  17. Cogley, Timothy & Nason, James M, 1995. "Output Dynamics in Real-Business-Cycle Models," American Economic Review, American Economic Association, vol. 85(3), pages 492-511, June.
  18. Bover, Olympia, 1991. "Relaxing Intertemporal Separability: A Rational Habits Model of Labor Supply Estimated from Panel Data," Journal of Labor Economics, University of Chicago Press, vol. 9(1), pages 85-100, January.
  19. Craig Burnside & Martin Eichenbaum, 1994. "Factor Hoarding and the Propagation of Business Cycles Shocks," NBER Working Papers 4675, National Bureau of Economic Research, Inc.
  20. Johri, Alok & Letendre, Marc-Andre, 2007. "What do `residuals' from first-order conditions reveal about DGE models?," Journal of Economic Dynamics and Control, Elsevier, vol. 31(8), pages 2744-2773, August.
  21. Andolfatto, David, 1996. "Business Cycles and Labor-Market Search," American Economic Review, American Economic Association, vol. 86(1), pages 112-32, March.
  22. Hotz, V Joseph & Kydland, Finn E & Sedlacek, Guilherme L, 1988. "Intertemporal Preferences and Labor Supply," Econometrica, Econometric Society, vol. 56(2), pages 335-60, March.
  23. Kydland, Finn E & Prescott, Edward C, 1982. "Time to Build and Aggregate Fluctuations," Econometrica, Econometric Society, vol. 50(6), pages 1345-70, November.
Full references (including those not matched with items on IDEAS)

This item is not listed on Wikipedia, on a reading list or among the top items on IDEAS.

When requesting a correction, please mention this item's handle: RePEc:sce:scecf5:126. See general information about how to correct material in RePEc.

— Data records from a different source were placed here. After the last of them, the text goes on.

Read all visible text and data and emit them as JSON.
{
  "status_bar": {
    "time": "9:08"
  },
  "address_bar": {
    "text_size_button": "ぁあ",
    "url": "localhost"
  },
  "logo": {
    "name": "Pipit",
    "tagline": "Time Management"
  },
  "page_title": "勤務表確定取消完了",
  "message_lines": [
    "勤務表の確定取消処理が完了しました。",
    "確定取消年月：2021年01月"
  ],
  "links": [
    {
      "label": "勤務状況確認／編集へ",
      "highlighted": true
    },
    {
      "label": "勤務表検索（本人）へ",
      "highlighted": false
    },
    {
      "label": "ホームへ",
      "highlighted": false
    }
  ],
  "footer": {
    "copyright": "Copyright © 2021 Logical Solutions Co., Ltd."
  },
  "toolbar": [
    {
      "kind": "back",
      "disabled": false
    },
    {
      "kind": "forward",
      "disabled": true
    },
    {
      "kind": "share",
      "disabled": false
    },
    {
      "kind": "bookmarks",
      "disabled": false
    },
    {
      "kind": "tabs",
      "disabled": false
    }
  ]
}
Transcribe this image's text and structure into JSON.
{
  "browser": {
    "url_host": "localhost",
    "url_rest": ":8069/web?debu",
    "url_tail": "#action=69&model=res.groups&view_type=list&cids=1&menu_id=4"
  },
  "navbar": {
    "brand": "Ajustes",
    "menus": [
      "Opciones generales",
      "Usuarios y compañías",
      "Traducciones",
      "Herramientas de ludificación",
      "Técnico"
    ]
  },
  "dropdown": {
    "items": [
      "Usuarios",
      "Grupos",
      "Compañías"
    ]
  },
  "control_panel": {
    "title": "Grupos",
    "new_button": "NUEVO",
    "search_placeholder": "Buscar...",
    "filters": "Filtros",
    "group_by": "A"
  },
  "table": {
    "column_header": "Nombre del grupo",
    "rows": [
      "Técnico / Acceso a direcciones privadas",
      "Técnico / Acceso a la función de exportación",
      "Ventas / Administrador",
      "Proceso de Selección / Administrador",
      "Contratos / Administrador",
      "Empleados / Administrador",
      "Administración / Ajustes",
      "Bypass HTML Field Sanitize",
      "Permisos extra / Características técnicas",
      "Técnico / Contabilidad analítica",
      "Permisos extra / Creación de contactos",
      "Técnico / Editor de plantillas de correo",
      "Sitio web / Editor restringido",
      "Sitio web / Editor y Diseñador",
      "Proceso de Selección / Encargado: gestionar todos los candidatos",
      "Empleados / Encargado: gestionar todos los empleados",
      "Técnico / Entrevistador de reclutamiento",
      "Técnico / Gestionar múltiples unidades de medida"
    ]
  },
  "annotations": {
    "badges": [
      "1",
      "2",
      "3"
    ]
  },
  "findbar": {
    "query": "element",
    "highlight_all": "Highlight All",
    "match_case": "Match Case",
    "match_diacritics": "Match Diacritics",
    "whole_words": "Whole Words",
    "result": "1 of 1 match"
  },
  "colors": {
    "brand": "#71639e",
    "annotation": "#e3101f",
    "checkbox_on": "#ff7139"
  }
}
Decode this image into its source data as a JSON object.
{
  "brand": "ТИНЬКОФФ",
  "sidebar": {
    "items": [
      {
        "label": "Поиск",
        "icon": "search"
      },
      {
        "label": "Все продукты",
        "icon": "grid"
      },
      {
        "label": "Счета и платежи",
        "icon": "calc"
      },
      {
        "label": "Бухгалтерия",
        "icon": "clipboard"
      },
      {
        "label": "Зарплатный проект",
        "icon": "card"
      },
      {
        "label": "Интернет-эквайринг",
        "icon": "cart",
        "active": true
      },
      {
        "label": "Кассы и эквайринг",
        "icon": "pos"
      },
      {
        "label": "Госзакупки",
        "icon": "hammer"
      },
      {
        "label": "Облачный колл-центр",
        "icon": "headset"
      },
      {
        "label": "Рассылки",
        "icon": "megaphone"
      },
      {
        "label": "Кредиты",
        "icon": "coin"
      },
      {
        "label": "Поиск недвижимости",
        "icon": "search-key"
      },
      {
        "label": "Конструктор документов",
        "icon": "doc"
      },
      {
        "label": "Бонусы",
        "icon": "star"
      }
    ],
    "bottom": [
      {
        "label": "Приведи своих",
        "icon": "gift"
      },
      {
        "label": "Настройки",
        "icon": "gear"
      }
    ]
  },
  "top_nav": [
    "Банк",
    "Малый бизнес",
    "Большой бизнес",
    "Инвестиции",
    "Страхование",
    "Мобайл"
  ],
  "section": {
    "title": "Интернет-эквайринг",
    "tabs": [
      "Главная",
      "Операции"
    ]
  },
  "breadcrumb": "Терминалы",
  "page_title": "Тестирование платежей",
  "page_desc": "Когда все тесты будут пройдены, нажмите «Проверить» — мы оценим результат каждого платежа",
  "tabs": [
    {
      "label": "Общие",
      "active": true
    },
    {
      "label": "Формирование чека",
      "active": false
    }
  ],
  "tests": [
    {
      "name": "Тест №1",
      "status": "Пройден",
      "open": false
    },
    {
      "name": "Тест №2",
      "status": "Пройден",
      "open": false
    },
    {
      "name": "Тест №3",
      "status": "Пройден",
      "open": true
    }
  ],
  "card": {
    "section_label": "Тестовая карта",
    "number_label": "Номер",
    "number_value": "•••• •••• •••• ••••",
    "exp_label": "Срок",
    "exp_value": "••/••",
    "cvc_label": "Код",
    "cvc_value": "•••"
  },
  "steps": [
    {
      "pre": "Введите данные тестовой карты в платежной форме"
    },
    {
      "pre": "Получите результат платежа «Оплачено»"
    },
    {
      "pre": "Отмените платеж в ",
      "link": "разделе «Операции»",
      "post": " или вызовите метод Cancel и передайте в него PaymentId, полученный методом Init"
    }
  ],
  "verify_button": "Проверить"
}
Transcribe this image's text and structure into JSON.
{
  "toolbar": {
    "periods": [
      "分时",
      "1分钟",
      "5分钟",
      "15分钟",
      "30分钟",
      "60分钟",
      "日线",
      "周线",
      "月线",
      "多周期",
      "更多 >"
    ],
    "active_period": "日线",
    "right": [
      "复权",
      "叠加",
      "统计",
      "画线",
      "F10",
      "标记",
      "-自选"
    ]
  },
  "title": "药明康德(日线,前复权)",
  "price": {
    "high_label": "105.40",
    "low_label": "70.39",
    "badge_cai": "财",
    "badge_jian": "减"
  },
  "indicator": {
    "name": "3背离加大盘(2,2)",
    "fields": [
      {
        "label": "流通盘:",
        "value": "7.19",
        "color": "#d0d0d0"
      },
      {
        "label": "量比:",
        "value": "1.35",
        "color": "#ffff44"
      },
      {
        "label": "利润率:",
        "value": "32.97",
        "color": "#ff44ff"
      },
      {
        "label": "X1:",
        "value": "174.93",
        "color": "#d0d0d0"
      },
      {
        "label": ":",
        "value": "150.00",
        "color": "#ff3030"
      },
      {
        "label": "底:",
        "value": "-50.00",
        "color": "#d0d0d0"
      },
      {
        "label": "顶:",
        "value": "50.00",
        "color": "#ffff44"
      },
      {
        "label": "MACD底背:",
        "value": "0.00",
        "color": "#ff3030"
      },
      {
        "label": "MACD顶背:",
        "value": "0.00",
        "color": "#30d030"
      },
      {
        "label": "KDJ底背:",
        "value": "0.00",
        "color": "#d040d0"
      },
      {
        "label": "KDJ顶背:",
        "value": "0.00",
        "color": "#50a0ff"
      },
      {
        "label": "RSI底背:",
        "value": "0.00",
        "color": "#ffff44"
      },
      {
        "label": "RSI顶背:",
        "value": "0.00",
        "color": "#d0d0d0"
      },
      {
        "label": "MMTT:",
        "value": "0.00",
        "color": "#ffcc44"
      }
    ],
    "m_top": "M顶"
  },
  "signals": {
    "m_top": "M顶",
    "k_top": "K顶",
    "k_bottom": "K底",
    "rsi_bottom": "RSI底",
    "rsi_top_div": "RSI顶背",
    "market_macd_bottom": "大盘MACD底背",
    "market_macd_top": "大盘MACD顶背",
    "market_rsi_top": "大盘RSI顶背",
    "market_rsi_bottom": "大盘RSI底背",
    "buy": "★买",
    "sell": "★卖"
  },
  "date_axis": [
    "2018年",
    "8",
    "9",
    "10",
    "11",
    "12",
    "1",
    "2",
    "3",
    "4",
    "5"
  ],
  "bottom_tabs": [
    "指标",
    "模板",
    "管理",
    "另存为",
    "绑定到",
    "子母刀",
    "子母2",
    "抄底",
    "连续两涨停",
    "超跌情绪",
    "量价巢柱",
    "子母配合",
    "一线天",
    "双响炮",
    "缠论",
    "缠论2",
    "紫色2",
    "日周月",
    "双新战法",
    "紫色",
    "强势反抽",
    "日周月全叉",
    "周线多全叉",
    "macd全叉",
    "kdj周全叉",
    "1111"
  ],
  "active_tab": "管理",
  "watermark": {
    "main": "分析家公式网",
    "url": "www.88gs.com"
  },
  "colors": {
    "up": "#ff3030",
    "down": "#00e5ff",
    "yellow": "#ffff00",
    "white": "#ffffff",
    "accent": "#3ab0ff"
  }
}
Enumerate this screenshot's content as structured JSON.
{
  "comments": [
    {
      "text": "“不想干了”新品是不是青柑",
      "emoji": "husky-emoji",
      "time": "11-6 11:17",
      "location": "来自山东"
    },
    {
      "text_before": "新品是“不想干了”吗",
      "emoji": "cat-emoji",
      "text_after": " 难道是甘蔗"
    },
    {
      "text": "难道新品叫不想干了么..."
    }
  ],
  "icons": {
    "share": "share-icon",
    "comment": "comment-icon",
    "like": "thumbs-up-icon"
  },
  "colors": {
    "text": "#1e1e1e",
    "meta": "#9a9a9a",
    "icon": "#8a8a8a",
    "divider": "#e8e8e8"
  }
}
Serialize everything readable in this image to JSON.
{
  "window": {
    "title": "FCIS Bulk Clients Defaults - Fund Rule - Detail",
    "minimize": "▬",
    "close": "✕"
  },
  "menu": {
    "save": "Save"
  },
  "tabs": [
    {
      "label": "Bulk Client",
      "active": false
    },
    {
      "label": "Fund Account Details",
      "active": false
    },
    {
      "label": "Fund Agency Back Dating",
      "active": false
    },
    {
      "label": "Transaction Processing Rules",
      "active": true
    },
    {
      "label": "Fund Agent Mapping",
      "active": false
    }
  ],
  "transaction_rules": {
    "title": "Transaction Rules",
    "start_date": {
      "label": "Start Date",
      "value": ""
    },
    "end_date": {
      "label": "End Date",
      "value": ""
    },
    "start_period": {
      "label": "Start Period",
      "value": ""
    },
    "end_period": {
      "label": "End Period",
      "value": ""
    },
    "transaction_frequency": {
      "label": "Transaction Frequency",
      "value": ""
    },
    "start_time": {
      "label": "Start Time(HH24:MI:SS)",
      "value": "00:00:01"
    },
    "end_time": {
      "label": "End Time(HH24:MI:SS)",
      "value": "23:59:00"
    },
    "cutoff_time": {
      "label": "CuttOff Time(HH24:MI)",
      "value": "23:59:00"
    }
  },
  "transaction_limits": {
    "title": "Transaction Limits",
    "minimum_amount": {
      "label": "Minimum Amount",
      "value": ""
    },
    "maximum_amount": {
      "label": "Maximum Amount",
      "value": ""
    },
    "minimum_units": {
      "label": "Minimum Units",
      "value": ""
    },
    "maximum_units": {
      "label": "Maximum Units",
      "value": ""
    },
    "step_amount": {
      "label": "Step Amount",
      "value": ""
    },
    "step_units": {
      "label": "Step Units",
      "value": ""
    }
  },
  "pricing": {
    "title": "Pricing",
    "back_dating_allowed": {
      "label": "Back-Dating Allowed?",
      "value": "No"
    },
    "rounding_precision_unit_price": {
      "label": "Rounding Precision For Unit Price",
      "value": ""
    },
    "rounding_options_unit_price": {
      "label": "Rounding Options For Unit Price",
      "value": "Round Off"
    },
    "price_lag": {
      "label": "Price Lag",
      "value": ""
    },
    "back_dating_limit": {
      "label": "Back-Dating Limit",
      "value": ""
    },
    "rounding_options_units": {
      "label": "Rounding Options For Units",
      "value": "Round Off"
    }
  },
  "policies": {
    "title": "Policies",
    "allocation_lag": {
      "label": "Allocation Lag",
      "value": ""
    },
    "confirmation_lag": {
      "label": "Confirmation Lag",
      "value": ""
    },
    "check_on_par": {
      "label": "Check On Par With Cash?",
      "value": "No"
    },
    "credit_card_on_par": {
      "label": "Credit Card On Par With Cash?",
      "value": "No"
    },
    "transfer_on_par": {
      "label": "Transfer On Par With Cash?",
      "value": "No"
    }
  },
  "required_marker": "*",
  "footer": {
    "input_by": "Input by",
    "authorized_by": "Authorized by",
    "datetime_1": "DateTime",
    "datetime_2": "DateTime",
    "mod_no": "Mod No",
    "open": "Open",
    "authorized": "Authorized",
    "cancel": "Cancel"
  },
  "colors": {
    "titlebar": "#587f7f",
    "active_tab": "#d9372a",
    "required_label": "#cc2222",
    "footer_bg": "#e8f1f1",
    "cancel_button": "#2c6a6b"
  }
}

For technical questions regarding this item, or to correct its authors, title, abstract, bibliographic or download information, contact: (Christopher F. Baum)

If you have authored this item and are not yet registered with RePEc, we encourage you to do it here. This allows to link your profile to this item. It also allows you to accept potential citations to this item that we are uncertain about.

If references are entirely missing, you can add them using this form.

If the full references list an item that is present in RePEc, but the system did not link to it, you can help with this form.

If you know of missing items citing this one, you can help us creating those links by adding the relevant references in the same way as above, for each refering item. If you are a registered author of this item, you may also want to check the "citations" tab in your profile, as there may be some citations waiting for confirmation.

Please note that corrections may take a couple of weeks to filter through the various RePEc services.

This information is provided to you by IDEAS at the Research Division of the Federal Reserve Bank of St. Louis using RePEc data.